### Your task:
Would you write out each line of the material below exactly, skipping every picture?

### Data records:

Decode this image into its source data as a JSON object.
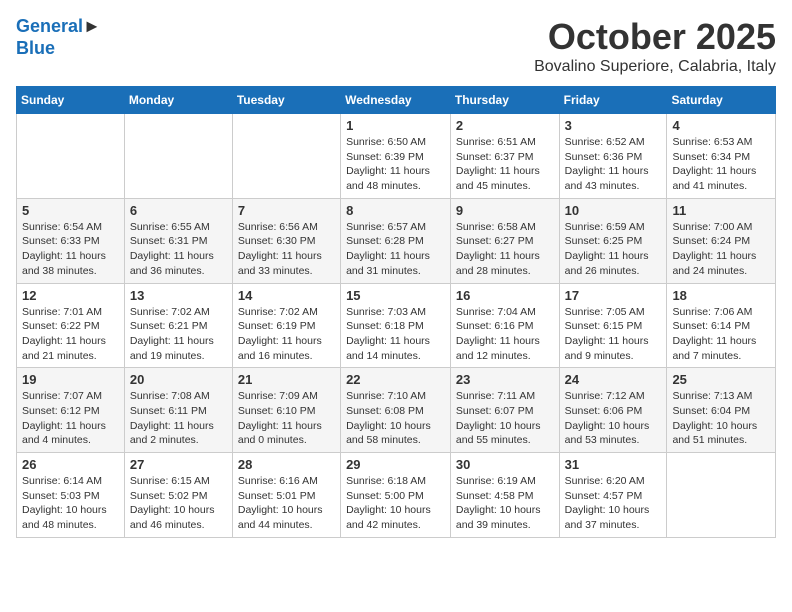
{
  "header": {
    "logo_line1": "General",
    "logo_line2": "Blue",
    "month": "October 2025",
    "location": "Bovalino Superiore, Calabria, Italy"
  },
  "days_of_week": [
    "Sunday",
    "Monday",
    "Tuesday",
    "Wednesday",
    "Thursday",
    "Friday",
    "Saturday"
  ],
  "weeks": [
    [
      {
        "day": "",
        "text": ""
      },
      {
        "day": "",
        "text": ""
      },
      {
        "day": "",
        "text": ""
      },
      {
        "day": "1",
        "text": "Sunrise: 6:50 AM\nSunset: 6:39 PM\nDaylight: 11 hours and 48 minutes."
      },
      {
        "day": "2",
        "text": "Sunrise: 6:51 AM\nSunset: 6:37 PM\nDaylight: 11 hours and 45 minutes."
      },
      {
        "day": "3",
        "text": "Sunrise: 6:52 AM\nSunset: 6:36 PM\nDaylight: 11 hours and 43 minutes."
      },
      {
        "day": "4",
        "text": "Sunrise: 6:53 AM\nSunset: 6:34 PM\nDaylight: 11 hours and 41 minutes."
      }
    ],
    [
      {
        "day": "5",
        "text": "Sunrise: 6:54 AM\nSunset: 6:33 PM\nDaylight: 11 hours and 38 minutes."
      },
      {
        "day": "6",
        "text": "Sunrise: 6:55 AM\nSunset: 6:31 PM\nDaylight: 11 hours and 36 minutes."
      },
      {
        "day": "7",
        "text": "Sunrise: 6:56 AM\nSunset: 6:30 PM\nDaylight: 11 hours and 33 minutes."
      },
      {
        "day": "8",
        "text": "Sunrise: 6:57 AM\nSunset: 6:28 PM\nDaylight: 11 hours and 31 minutes."
      },
      {
        "day": "9",
        "text": "Sunrise: 6:58 AM\nSunset: 6:27 PM\nDaylight: 11 hours and 28 minutes."
      },
      {
        "day": "10",
        "text": "Sunrise: 6:59 AM\nSunset: 6:25 PM\nDaylight: 11 hours and 26 minutes."
      },
      {
        "day": "11",
        "text": "Sunrise: 7:00 AM\nSunset: 6:24 PM\nDaylight: 11 hours and 24 minutes."
      }
    ],
    [
      {
        "day": "12",
        "text": "Sunrise: 7:01 AM\nSunset: 6:22 PM\nDaylight: 11 hours and 21 minutes."
      },
      {
        "day": "13",
        "text": "Sunrise: 7:02 AM\nSunset: 6:21 PM\nDaylight: 11 hours and 19 minutes."
      },
      {
        "day": "14",
        "text": "Sunrise: 7:02 AM\nSunset: 6:19 PM\nDaylight: 11 hours and 16 minutes."
      },
      {
        "day": "15",
        "text": "Sunrise: 7:03 AM\nSunset: 6:18 PM\nDaylight: 11 hours and 14 minutes."
      },
      {
        "day": "16",
        "text": "Sunrise: 7:04 AM\nSunset: 6:16 PM\nDaylight: 11 hours and 12 minutes."
      },
      {
        "day": "17",
        "text": "Sunrise: 7:05 AM\nSunset: 6:15 PM\nDaylight: 11 hours and 9 minutes."
      },
      {
        "day": "18",
        "text": "Sunrise: 7:06 AM\nSunset: 6:14 PM\nDaylight: 11 hours and 7 minutes."
      }
    ],
    [
      {
        "day": "19",
        "text": "Sunrise: 7:07 AM\nSunset: 6:12 PM\nDaylight: 11 hours and 4 minutes."
      },
      {
        "day": "20",
        "text": "Sunrise: 7:08 AM\nSunset: 6:11 PM\nDaylight: 11 hours and 2 minutes."
      },
      {
        "day": "21",
        "text": "Sunrise: 7:09 AM\nSunset: 6:10 PM\nDaylight: 11 hours and 0 minutes."
      },
      {
        "day": "22",
        "text": "Sunrise: 7:10 AM\nSunset: 6:08 PM\nDaylight: 10 hours and 58 minutes."
      },
      {
        "day": "23",
        "text": "Sunrise: 7:11 AM\nSunset: 6:07 PM\nDaylight: 10 hours and 55 minutes."
      },
      {
        "day": "24",
        "text": "Sunrise: 7:12 AM\nSunset: 6:06 PM\nDaylight: 10 hours and 53 minutes."
      },
      {
        "day": "25",
        "text": "Sunrise: 7:13 AM\nSunset: 6:04 PM\nDaylight: 10 hours and 51 minutes."
      }
    ],
    [
      {
        "day": "26",
        "text": "Sunrise: 6:14 AM\nSunset: 5:03 PM\nDaylight: 10 hours and 48 minutes."
      },
      {
        "day": "27",
        "text": "Sunrise: 6:15 AM\nSunset: 5:02 PM\nDaylight: 10 hours and 46 minutes."
      },
      {
        "day": "28",
        "text": "Sunrise: 6:16 AM\nSunset: 5:01 PM\nDaylight: 10 hours and 44 minutes."
      },
      {
        "day": "29",
        "text": "Sunrise: 6:18 AM\nSunset: 5:00 PM\nDaylight: 10 hours and 42 minutes."
      },
      {
        "day": "30",
        "text": "Sunrise: 6:19 AM\nSunset: 4:58 PM\nDaylight: 10 hours and 39 minutes."
      },
      {
        "day": "31",
        "text": "Sunrise: 6:20 AM\nSunset: 4:57 PM\nDaylight: 10 hours and 37 minutes."
      },
      {
        "day": "",
        "text": ""
      }
    ]
  ]
}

### Exercise response:
Decode this image into its source data as a JSON object.
{
  "header": {
    "logo_line1": "General",
    "logo_line2": "Blue",
    "month": "October 2025",
    "location": "Bovalino Superiore, Calabria, Italy"
  },
  "days_of_week": [
    "Sunday",
    "Monday",
    "Tuesday",
    "Wednesday",
    "Thursday",
    "Friday",
    "Saturday"
  ],
  "weeks": [
    [
      {
        "day": "",
        "text": ""
      },
      {
        "day": "",
        "text": ""
      },
      {
        "day": "",
        "text": ""
      },
      {
        "day": "1",
        "text": "Sunrise: 6:50 AM\nSunset: 6:39 PM\nDaylight: 11 hours and 48 minutes."
      },
      {
        "day": "2",
        "text": "Sunrise: 6:51 AM\nSunset: 6:37 PM\nDaylight: 11 hours and 45 minutes."
      },
      {
        "day": "3",
        "text": "Sunrise: 6:52 AM\nSunset: 6:36 PM\nDaylight: 11 hours and 43 minutes."
      },
      {
        "day": "4",
        "text": "Sunrise: 6:53 AM\nSunset: 6:34 PM\nDaylight: 11 hours and 41 minutes."
      }
    ],
    [
      {
        "day": "5",
        "text": "Sunrise: 6:54 AM\nSunset: 6:33 PM\nDaylight: 11 hours and 38 minutes."
      },
      {
        "day": "6",
        "text": "Sunrise: 6:55 AM\nSunset: 6:31 PM\nDaylight: 11 hours and 36 minutes."
      },
      {
        "day": "7",
        "text": "Sunrise: 6:56 AM\nSunset: 6:30 PM\nDaylight: 11 hours and 33 minutes."
      },
      {
        "day": "8",
        "text": "Sunrise: 6:57 AM\nSunset: 6:28 PM\nDaylight: 11 hours and 31 minutes."
      },
      {
        "day": "9",
        "text": "Sunrise: 6:58 AM\nSunset: 6:27 PM\nDaylight: 11 hours and 28 minutes."
      },
      {
        "day": "10",
        "text": "Sunrise: 6:59 AM\nSunset: 6:25 PM\nDaylight: 11 hours and 26 minutes."
      },
      {
        "day": "11",
        "text": "Sunrise: 7:00 AM\nSunset: 6:24 PM\nDaylight: 11 hours and 24 minutes."
      }
    ],
    [
      {
        "day": "12",
        "text": "Sunrise: 7:01 AM\nSunset: 6:22 PM\nDaylight: 11 hours and 21 minutes."
      },
      {
        "day": "13",
        "text": "Sunrise: 7:02 AM\nSunset: 6:21 PM\nDaylight: 11 hours and 19 minutes."
      },
      {
        "day": "14",
        "text": "Sunrise: 7:02 AM\nSunset: 6:19 PM\nDaylight: 11 hours and 16 minutes."
      },
      {
        "day": "15",
        "text": "Sunrise: 7:03 AM\nSunset: 6:18 PM\nDaylight: 11 hours and 14 minutes."
      },
      {
        "day": "16",
        "text": "Sunrise: 7:04 AM\nSunset: 6:16 PM\nDaylight: 11 hours and 12 minutes."
      },
      {
        "day": "17",
        "text": "Sunrise: 7:05 AM\nSunset: 6:15 PM\nDaylight: 11 hours and 9 minutes."
      },
      {
        "day": "18",
        "text": "Sunrise: 7:06 AM\nSunset: 6:14 PM\nDaylight: 11 hours and 7 minutes."
      }
    ],
    [
      {
        "day": "19",
        "text": "Sunrise: 7:07 AM\nSunset: 6:12 PM\nDaylight: 11 hours and 4 minutes."
      },
      {
        "day": "20",
        "text": "Sunrise: 7:08 AM\nSunset: 6:11 PM\nDaylight: 11 hours and 2 minutes."
      },
      {
        "day": "21",
        "text": "Sunrise: 7:09 AM\nSunset: 6:10 PM\nDaylight: 11 hours and 0 minutes."
      },
      {
        "day": "22",
        "text": "Sunrise: 7:10 AM\nSunset: 6:08 PM\nDaylight: 10 hours and 58 minutes."
      },
      {
        "day": "23",
        "text": "Sunrise: 7:11 AM\nSunset: 6:07 PM\nDaylight: 10 hours and 55 minutes."
      },
      {
        "day": "24",
        "text": "Sunrise: 7:12 AM\nSunset: 6:06 PM\nDaylight: 10 hours and 53 minutes."
      },
      {
        "day": "25",
        "text": "Sunrise: 7:13 AM\nSunset: 6:04 PM\nDaylight: 10 hours and 51 minutes."
      }
    ],
    [
      {
        "day": "26",
        "text": "Sunrise: 6:14 AM\nSunset: 5:03 PM\nDaylight: 10 hours and 48 minutes."
      },
      {
        "day": "27",
        "text": "Sunrise: 6:15 AM\nSunset: 5:02 PM\nDaylight: 10 hours and 46 minutes."
      },
      {
        "day": "28",
        "text": "Sunrise: 6:16 AM\nSunset: 5:01 PM\nDaylight: 10 hours and 44 minutes."
      },
      {
        "day": "29",
        "text": "Sunrise: 6:18 AM\nSunset: 5:00 PM\nDaylight: 10 hours and 42 minutes."
      },
      {
        "day": "30",
        "text": "Sunrise: 6:19 AM\nSunset: 4:58 PM\nDaylight: 10 hours and 39 minutes."
      },
      {
        "day": "31",
        "text": "Sunrise: 6:20 AM\nSunset: 4:57 PM\nDaylight: 10 hours and 37 minutes."
      },
      {
        "day": "",
        "text": ""
      }
    ]
  ]
}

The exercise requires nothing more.